We had a good rally up into resistance levels and we remain in an uncertain time with the Fed. I would expect to see some selling and profit taking in here – as this is the previous high at the end of January. I would look at 16,000 as short-term support.
The tech heavy index has some room to run still, we could see some gapping moves in here as this is a very volatile index, especially intra-day. Expect resistance in the 4200-4300 range. I would look at support down at 4000.
We are back up into the resistance area from the end of January. Expect some selling pressure in here as investors take off their risk, either profit taking or minimizing losses. I would look at 1860 as short-term support in a sell-off.
The one index that is not showing the robust strength is the Russell. My decades of experience have me always following this index for simply general market order flow. This is the broadest index without the over-weights that can drive it higher or lower (like the Dow). It already looks like it has lost momentum the last couple of days and if we crack below 1000 we could be heading back towards 980.

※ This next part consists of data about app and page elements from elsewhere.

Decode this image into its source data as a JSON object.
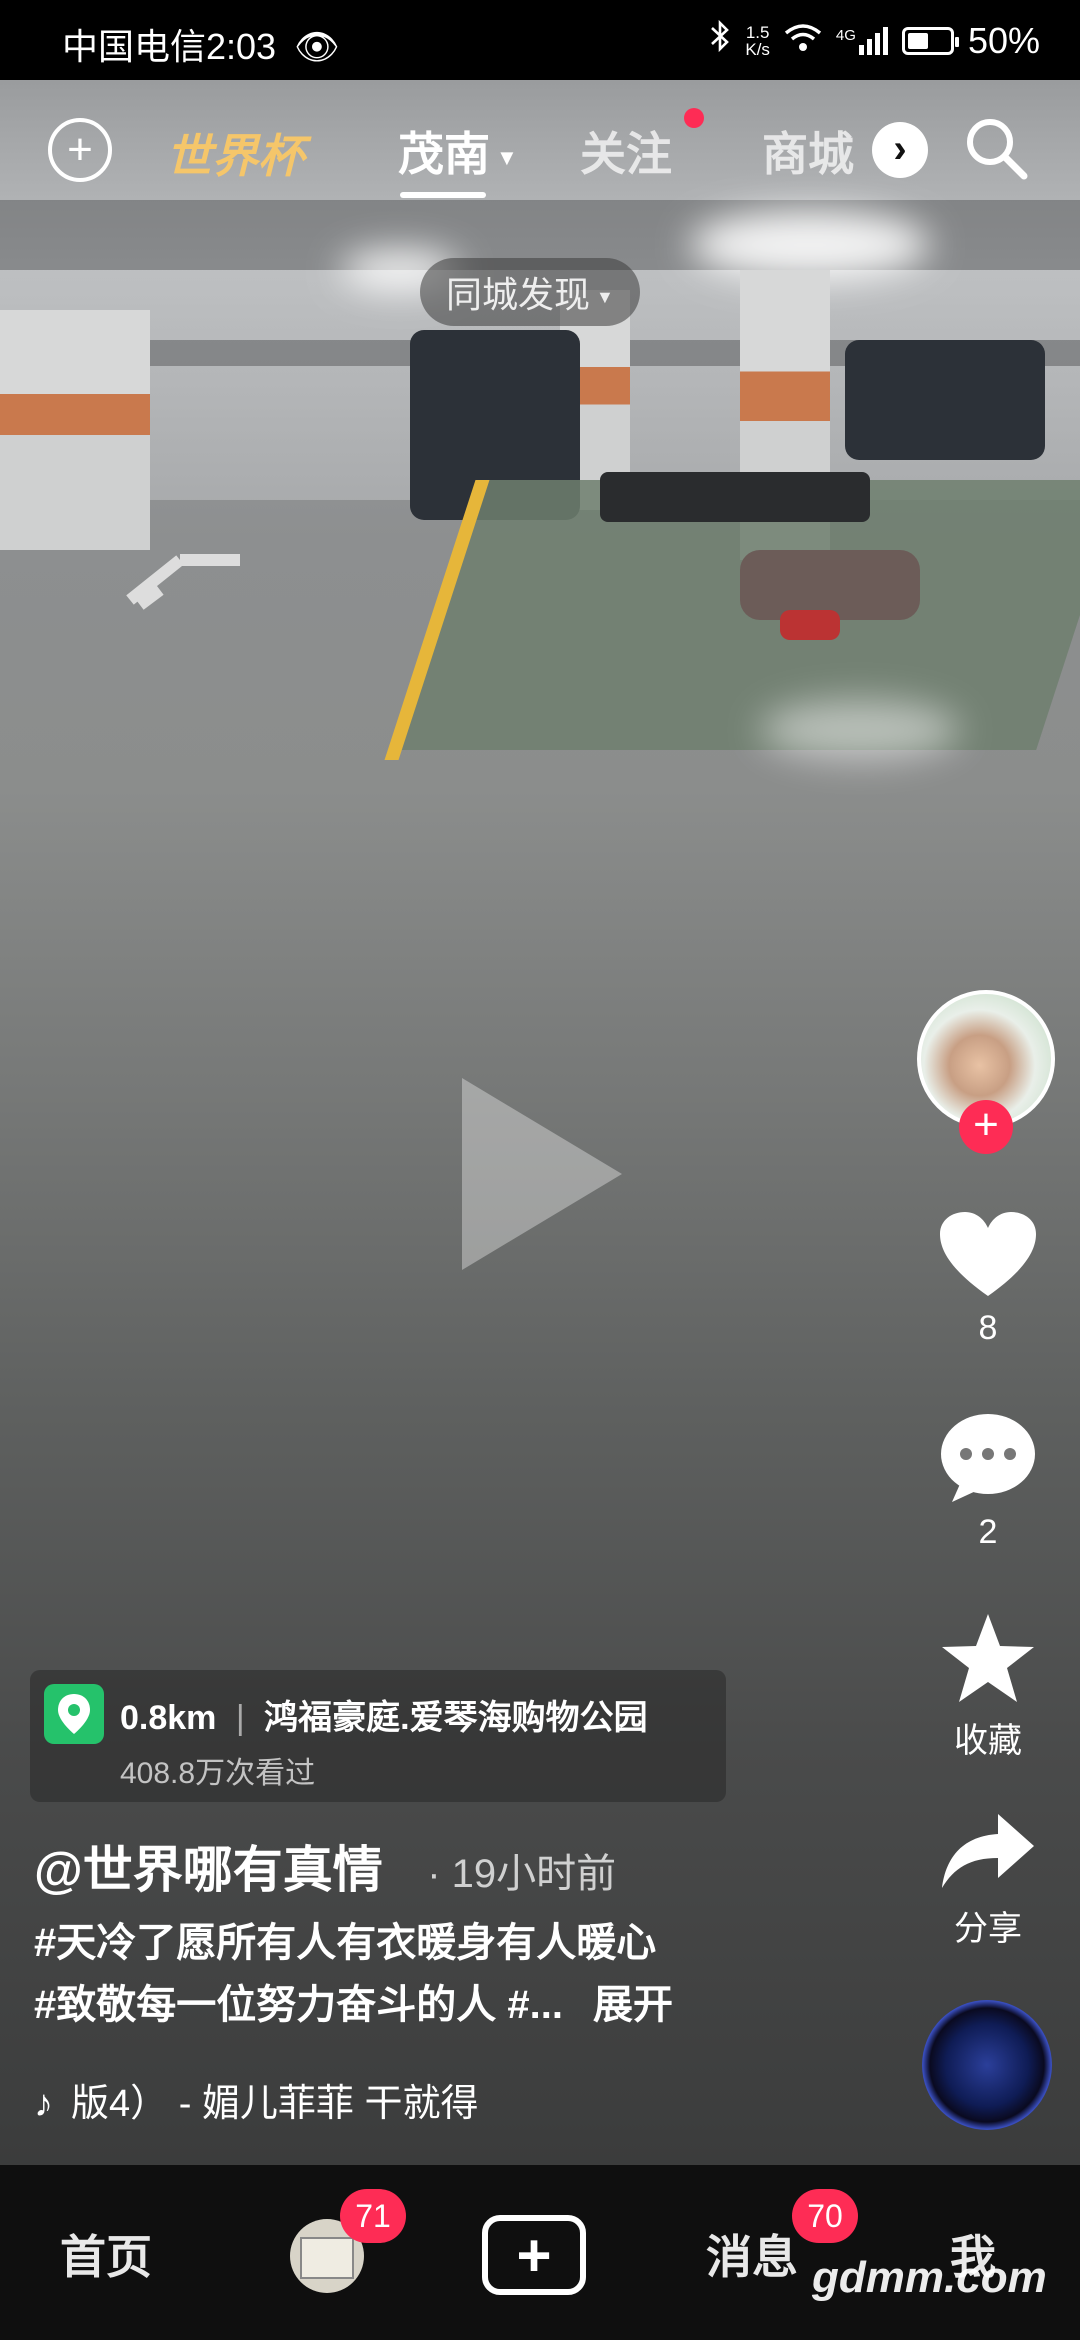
{
  "status": {
    "carrier_time": "中国电信2:03",
    "net_speed_value": "1.5",
    "net_speed_unit": "K/s",
    "signal_label": "4G",
    "battery_percent": "50%",
    "battery_level": 0.5
  },
  "top_nav": {
    "world_cup": "世界杯",
    "tabs": [
      {
        "label": "茂南",
        "active": true
      },
      {
        "label": "关注",
        "active": false
      },
      {
        "label": "商城",
        "active": false
      }
    ],
    "dropdown": "同城发现"
  },
  "rail": {
    "likes": "8",
    "comments": "2",
    "favorite": "收藏",
    "share": "分享"
  },
  "location": {
    "distance": "0.8km",
    "name": "鸿福豪庭.爱琴海购物公园",
    "views": "408.8万次看过"
  },
  "post": {
    "author": "@世界哪有真情",
    "time": "· 19小时前",
    "caption_line1": "#天冷了愿所有人有衣暖身有人暖心",
    "caption_line2": "#致敬每一位努力奋斗的人 #...",
    "expand": "展开",
    "music": "版4） - 媚儿菲菲    干就得"
  },
  "bottom_nav": {
    "home": "首页",
    "friends_badge": "71",
    "messages": "消息",
    "messages_badge": "70",
    "me": "我"
  },
  "watermark": "gdmm.com",
  "colors": {
    "accent": "#fe2c55",
    "location_green": "#25c26b"
  }
}
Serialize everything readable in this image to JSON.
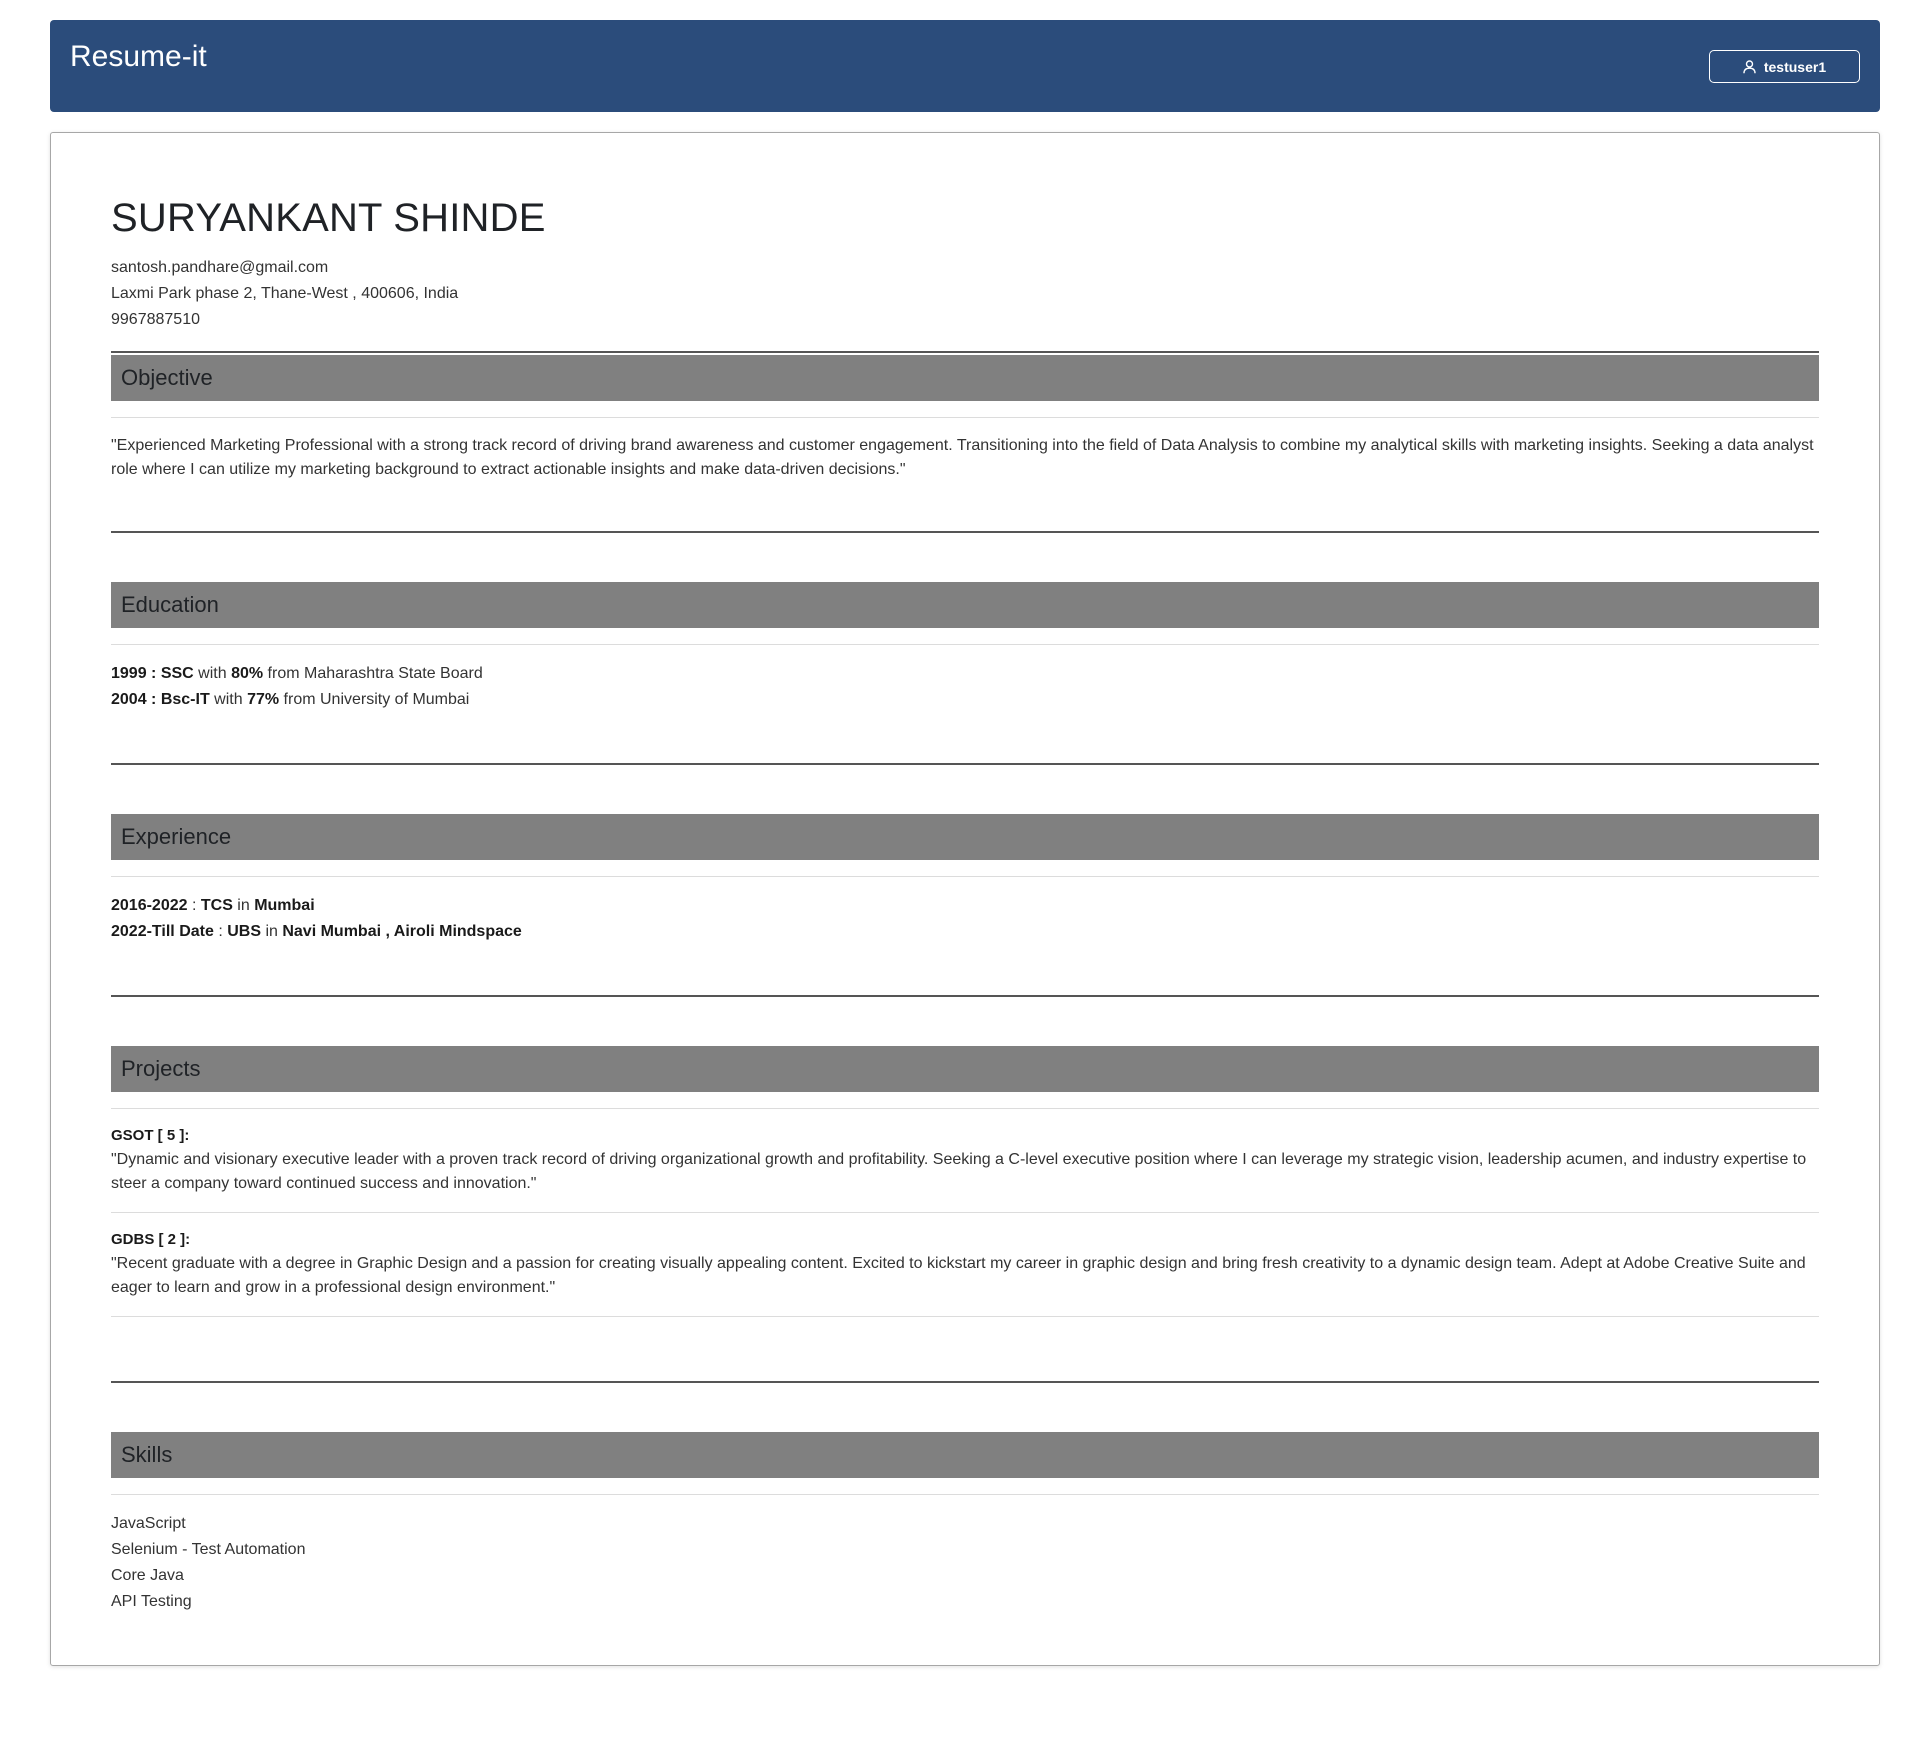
{
  "navbar": {
    "brand": "Resume-it",
    "username": "testuser1"
  },
  "resume": {
    "name": "SURYANKANT SHINDE",
    "email": "santosh.pandhare@gmail.com",
    "address": "Laxmi Park phase 2, Thane-West , 400606, India",
    "phone": "9967887510",
    "objective": {
      "heading": "Objective",
      "text": "\"Experienced Marketing Professional with a strong track record of driving brand awareness and customer engagement. Transitioning into the field of Data Analysis to combine my analytical skills with marketing insights. Seeking a data analyst role where I can utilize my marketing background to extract actionable insights and make data-driven decisions.\""
    },
    "education": {
      "heading": "Education",
      "items": [
        {
          "year": "1999",
          "sep": " : ",
          "degree": "SSC",
          "with": " with ",
          "score": "80%",
          "from": " from ",
          "institute": "Maharashtra State Board"
        },
        {
          "year": "2004",
          "sep": " : ",
          "degree": "Bsc-IT",
          "with": " with ",
          "score": "77%",
          "from": " from ",
          "institute": "University of Mumbai"
        }
      ]
    },
    "experience": {
      "heading": "Experience",
      "items": [
        {
          "period": "2016-2022",
          "sep": " : ",
          "company": "TCS",
          "in": " in ",
          "location": "Mumbai"
        },
        {
          "period": "2022-Till Date",
          "sep": " : ",
          "company": "UBS",
          "in": " in ",
          "location": "Navi Mumbai , Airoli Mindspace"
        }
      ]
    },
    "projects": {
      "heading": "Projects",
      "items": [
        {
          "title": "GSOT [ 5 ]:",
          "description": "\"Dynamic and visionary executive leader with a proven track record of driving organizational growth and profitability. Seeking a C-level executive position where I can leverage my strategic vision, leadership acumen, and industry expertise to steer a company toward continued success and innovation.\""
        },
        {
          "title": "GDBS [ 2 ]:",
          "description": "\"Recent graduate with a degree in Graphic Design and a passion for creating visually appealing content. Excited to kickstart my career in graphic design and bring fresh creativity to a dynamic design team. Adept at Adobe Creative Suite and eager to learn and grow in a professional design environment.\""
        }
      ]
    },
    "skills": {
      "heading": "Skills",
      "items": [
        "JavaScript",
        "Selenium - Test Automation",
        "Core Java",
        "API Testing"
      ]
    }
  },
  "colors": {
    "navbar_bg": "#2b4c7b",
    "section_header_bg": "#808080",
    "text": "#333333"
  },
  "icons": {
    "user": "user-icon"
  }
}
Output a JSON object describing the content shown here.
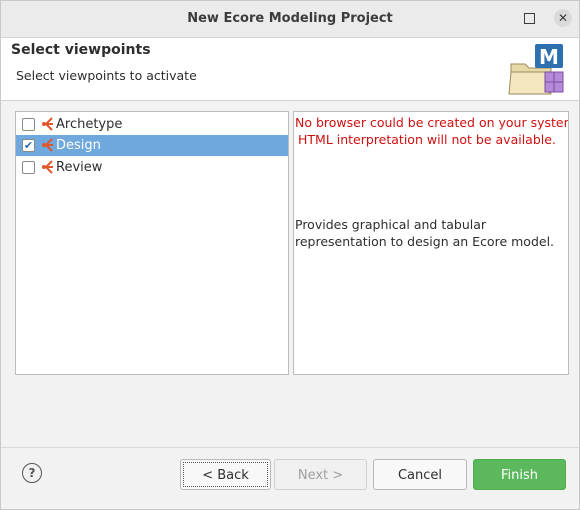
{
  "window": {
    "title": "New Ecore Modeling Project"
  },
  "header": {
    "title": "Select viewpoints",
    "subtitle": "Select viewpoints to activate"
  },
  "viewpoints": [
    {
      "label": "Archetype",
      "checked": false,
      "selected": false
    },
    {
      "label": "Design",
      "checked": true,
      "selected": true
    },
    {
      "label": "Review",
      "checked": false,
      "selected": false
    }
  ],
  "description": {
    "error_line1": "No browser could be created on your system.",
    "error_line2": "HTML interpretation will not be available.",
    "text_line1": "Provides graphical and tabular",
    "text_line2": "representation to design an Ecore model."
  },
  "buttons": {
    "help": "?",
    "back": "< Back",
    "next": "Next >",
    "cancel": "Cancel",
    "finish": "Finish"
  },
  "colors": {
    "selection": "#6fa8dc",
    "error": "#d01010",
    "finish": "#5cb85c",
    "icon_orange": "#e0552a"
  }
}
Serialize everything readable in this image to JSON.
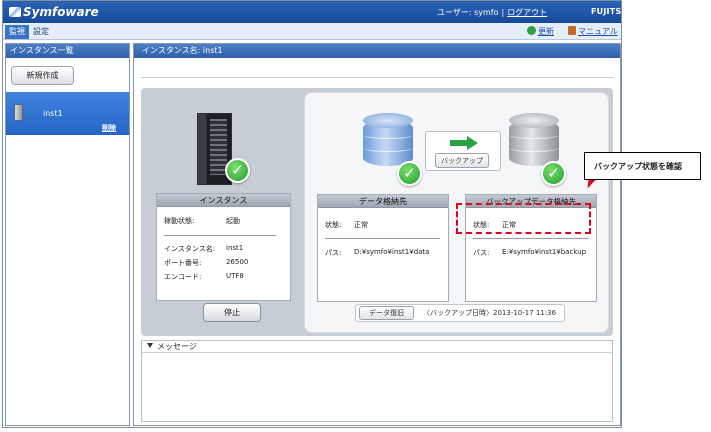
{
  "header": {
    "logo_text": "Symfoware",
    "user_label": "ユーザー: symfo",
    "separator": "|",
    "logout_label": "ログアウト",
    "vendor": "FUJITSU"
  },
  "menu": {
    "tabs": [
      {
        "label": "監視",
        "active": true
      },
      {
        "label": "設定",
        "active": false
      }
    ],
    "refresh_label": "更新",
    "manual_label": "マニュアル"
  },
  "sidebar": {
    "title": "インスタンス一覧",
    "new_button": "新規作成",
    "instances": [
      {
        "name": "inst1",
        "delete_label": "削除"
      }
    ]
  },
  "main": {
    "title": "インスタンス名: inst1",
    "instance_card": {
      "title": "インスタンス",
      "status_label": "稼動状態:",
      "status_value": "起動",
      "name_label": "インスタンス名:",
      "name_value": "inst1",
      "port_label": "ポート番号:",
      "port_value": "26500",
      "encoding_label": "エンコード:",
      "encoding_value": "UTF8"
    },
    "stop_button": "停止",
    "data_card": {
      "title": "データ格納先",
      "status_label": "状態:",
      "status_value": "正常",
      "path_label": "パス:",
      "path_value": "D:¥symfo¥inst1¥data"
    },
    "backup_button": "バックアップ",
    "backup_card": {
      "title": "バックアップデータ格納先",
      "status_label": "状態:",
      "status_value": "正常",
      "path_label": "パス:",
      "path_value": "E:¥symfo¥inst1¥backup"
    },
    "restore_button": "データ復旧",
    "backup_datetime": "〈バックアップ日時〉2013-10-17 11:36",
    "messages_title": "メッセージ"
  },
  "annotation": {
    "callout_text": "バックアップ状態を確認",
    "highlight_color": "#e4001b"
  },
  "colors": {
    "header_blue": "#174a98",
    "selected_item": "#2566c6",
    "check_green": "#1f9a2b",
    "arrow_green": "#27a342"
  }
}
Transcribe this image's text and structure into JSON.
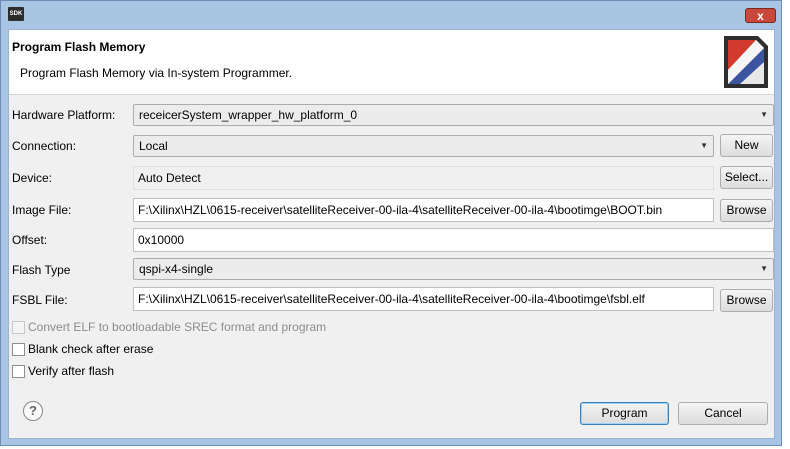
{
  "window": {
    "icon_text": "SDK",
    "close_glyph": "x"
  },
  "banner": {
    "title": "Program Flash Memory",
    "description": "Program Flash Memory via In-system Programmer."
  },
  "form": {
    "hardware_platform": {
      "label": "Hardware Platform:",
      "value": "receicerSystem_wrapper_hw_platform_0"
    },
    "connection": {
      "label": "Connection:",
      "value": "Local",
      "new_button": "New"
    },
    "device": {
      "label": "Device:",
      "value": "Auto Detect",
      "select_button": "Select..."
    },
    "image_file": {
      "label": "Image File:",
      "value": "F:\\Xilinx\\HZL\\0615-receiver\\satelliteReceiver-00-ila-4\\satelliteReceiver-00-ila-4\\bootimge\\BOOT.bin",
      "browse_button": "Browse"
    },
    "offset": {
      "label": "Offset:",
      "value": "0x10000"
    },
    "flash_type": {
      "label": "Flash Type",
      "value": "qspi-x4-single"
    },
    "fsbl_file": {
      "label": "FSBL File:",
      "value": "F:\\Xilinx\\HZL\\0615-receiver\\satelliteReceiver-00-ila-4\\satelliteReceiver-00-ila-4\\bootimge\\fsbl.elf",
      "browse_button": "Browse"
    }
  },
  "checkboxes": {
    "convert_elf": {
      "label": "Convert ELF to bootloadable SREC format and program",
      "checked": false,
      "enabled": false
    },
    "blank_check": {
      "label": "Blank check after erase",
      "checked": false,
      "enabled": true
    },
    "verify": {
      "label": "Verify after flash",
      "checked": false,
      "enabled": true
    }
  },
  "footer": {
    "help_glyph": "?",
    "program_button": "Program",
    "cancel_button": "Cancel"
  },
  "colors": {
    "frame": "#a9c5e4",
    "content_bg": "#f0f0f0",
    "primary_border": "#3c7fb1"
  }
}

(note: I use the Russell 2000 because it removes the over-weight stocks that make up the S&P, NDX, and Dow Jones. One can use the Russell 3000 which includes all of them, but it is amalgamation of the other indices.)
Option Position Traders Rejoice!
There is a small minority that does prosper in uncertainty, options traders. Uncertainty which can drive volatility creates opportunity for the option position traders. These are the times in which huge returns can be made. Of course you need to be on your game, have Gamma, and Vega. I remember during the Dot.com bubble burst, Asian Flu, 2008-2010 and other times, being long Gamma and what is commonly referred to as “Back Spread” paid huge dividends.
Of course this is a niche trading arena and this type of trading weights and measures Vega and potential volatility. It cares not what the underlying stock is, does, EPS, fundamentals or anything. It is simply looking for action – up or down. As long as there is action there is money to be made.
However, options are not just for option position traders. These are the times (at least since last November) that one should be hedging their long portfolio against market risk (volatility). Those that did, did not lose that much and perhaps even profited.